Please give the records below back in full, exactly as shown.
[RECORDS PROVIDED — start]
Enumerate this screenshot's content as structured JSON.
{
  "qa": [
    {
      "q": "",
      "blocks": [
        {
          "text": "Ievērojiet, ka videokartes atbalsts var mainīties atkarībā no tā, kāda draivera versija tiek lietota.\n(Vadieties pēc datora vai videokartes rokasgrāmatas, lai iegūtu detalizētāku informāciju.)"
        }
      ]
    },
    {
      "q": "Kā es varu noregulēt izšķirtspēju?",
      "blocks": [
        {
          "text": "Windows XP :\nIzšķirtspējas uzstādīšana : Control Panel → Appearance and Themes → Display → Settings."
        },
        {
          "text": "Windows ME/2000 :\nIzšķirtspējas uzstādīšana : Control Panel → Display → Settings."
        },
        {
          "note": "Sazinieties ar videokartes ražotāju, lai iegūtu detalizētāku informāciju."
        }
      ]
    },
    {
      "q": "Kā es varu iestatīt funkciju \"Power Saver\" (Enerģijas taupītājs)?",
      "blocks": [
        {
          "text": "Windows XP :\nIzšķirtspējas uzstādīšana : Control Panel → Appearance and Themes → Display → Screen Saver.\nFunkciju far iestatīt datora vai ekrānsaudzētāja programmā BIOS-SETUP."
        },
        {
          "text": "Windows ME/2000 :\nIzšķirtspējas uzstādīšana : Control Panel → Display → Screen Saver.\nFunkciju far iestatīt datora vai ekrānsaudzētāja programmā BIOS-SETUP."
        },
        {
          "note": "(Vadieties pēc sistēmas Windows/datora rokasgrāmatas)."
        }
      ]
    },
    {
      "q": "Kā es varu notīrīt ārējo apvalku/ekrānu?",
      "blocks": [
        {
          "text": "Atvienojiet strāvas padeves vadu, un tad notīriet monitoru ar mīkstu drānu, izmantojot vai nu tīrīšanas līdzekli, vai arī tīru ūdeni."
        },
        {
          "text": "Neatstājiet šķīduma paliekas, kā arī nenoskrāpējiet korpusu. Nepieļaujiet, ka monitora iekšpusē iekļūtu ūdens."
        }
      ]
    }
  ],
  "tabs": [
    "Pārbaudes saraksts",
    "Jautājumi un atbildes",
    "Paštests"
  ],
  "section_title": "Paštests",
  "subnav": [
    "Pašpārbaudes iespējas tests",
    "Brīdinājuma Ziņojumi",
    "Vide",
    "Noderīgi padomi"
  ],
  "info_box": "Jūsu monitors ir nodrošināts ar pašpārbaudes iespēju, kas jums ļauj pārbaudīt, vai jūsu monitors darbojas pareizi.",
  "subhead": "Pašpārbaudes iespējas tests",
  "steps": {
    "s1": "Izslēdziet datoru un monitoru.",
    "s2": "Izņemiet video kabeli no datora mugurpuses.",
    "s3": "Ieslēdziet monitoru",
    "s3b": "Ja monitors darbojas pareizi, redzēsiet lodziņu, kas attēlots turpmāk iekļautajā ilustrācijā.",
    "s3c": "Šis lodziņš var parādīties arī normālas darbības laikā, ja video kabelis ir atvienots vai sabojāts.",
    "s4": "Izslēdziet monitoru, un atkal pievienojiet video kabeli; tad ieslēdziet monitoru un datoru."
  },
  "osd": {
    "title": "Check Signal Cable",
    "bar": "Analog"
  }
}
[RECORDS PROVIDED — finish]
RESPONSE TO THE TASK:
Enumerate this screenshot's content as structured JSON.
{
  "qa": [
    {
      "q": "",
      "blocks": [
        {
          "text": "Ievērojiet, ka videokartes atbalsts var mainīties atkarībā no tā, kāda draivera versija tiek lietota.\n(Vadieties pēc datora vai videokartes rokasgrāmatas, lai iegūtu detalizētāku informāciju.)"
        }
      ]
    },
    {
      "q": "Kā es varu noregulēt izšķirtspēju?",
      "blocks": [
        {
          "text": "Windows XP :\nIzšķirtspējas uzstādīšana : Control Panel → Appearance and Themes → Display → Settings."
        },
        {
          "text": "Windows ME/2000 :\nIzšķirtspējas uzstādīšana : Control Panel → Display → Settings."
        },
        {
          "note": "Sazinieties ar videokartes ražotāju, lai iegūtu detalizētāku informāciju."
        }
      ]
    },
    {
      "q": "Kā es varu iestatīt funkciju \"Power Saver\" (Enerģijas taupītājs)?",
      "blocks": [
        {
          "text": "Windows XP :\nIzšķirtspējas uzstādīšana : Control Panel → Appearance and Themes → Display → Screen Saver.\nFunkciju far iestatīt datora vai ekrānsaudzētāja programmā BIOS-SETUP."
        },
        {
          "text": "Windows ME/2000 :\nIzšķirtspējas uzstādīšana : Control Panel → Display → Screen Saver.\nFunkciju far iestatīt datora vai ekrānsaudzētāja programmā BIOS-SETUP."
        },
        {
          "note": "(Vadieties pēc sistēmas Windows/datora rokasgrāmatas)."
        }
      ]
    },
    {
      "q": "Kā es varu notīrīt ārējo apvalku/ekrānu?",
      "blocks": [
        {
          "text": "Atvienojiet strāvas padeves vadu, un tad notīriet monitoru ar mīkstu drānu, izmantojot vai nu tīrīšanas līdzekli, vai arī tīru ūdeni."
        },
        {
          "text": "Neatstājiet šķīduma paliekas, kā arī nenoskrāpējiet korpusu. Nepieļaujiet, ka monitora iekšpusē iekļūtu ūdens."
        }
      ]
    }
  ],
  "tabs": [
    "Pārbaudes saraksts",
    "Jautājumi un atbildes",
    "Paštests"
  ],
  "section_title": "Paštests",
  "subnav": [
    "Pašpārbaudes iespējas tests",
    "Brīdinājuma Ziņojumi",
    "Vide",
    "Noderīgi padomi"
  ],
  "info_box": "Jūsu monitors ir nodrošināts ar pašpārbaudes iespēju, kas jums ļauj pārbaudīt, vai jūsu monitors darbojas pareizi.",
  "subhead": "Pašpārbaudes iespējas tests",
  "steps": {
    "s1": "Izslēdziet datoru un monitoru.",
    "s2": "Izņemiet video kabeli no datora mugurpuses.",
    "s3": "Ieslēdziet monitoru",
    "s3b": "Ja monitors darbojas pareizi, redzēsiet lodziņu, kas attēlots turpmāk iekļautajā ilustrācijā.",
    "s3c": "Šis lodziņš var parādīties arī normālas darbības laikā, ja video kabelis ir atvienots vai sabojāts.",
    "s4": "Izslēdziet monitoru, un atkal pievienojiet video kabeli; tad ieslēdziet monitoru un datoru."
  },
  "osd": {
    "title": "Check Signal Cable",
    "bar": "Analog"
  }
}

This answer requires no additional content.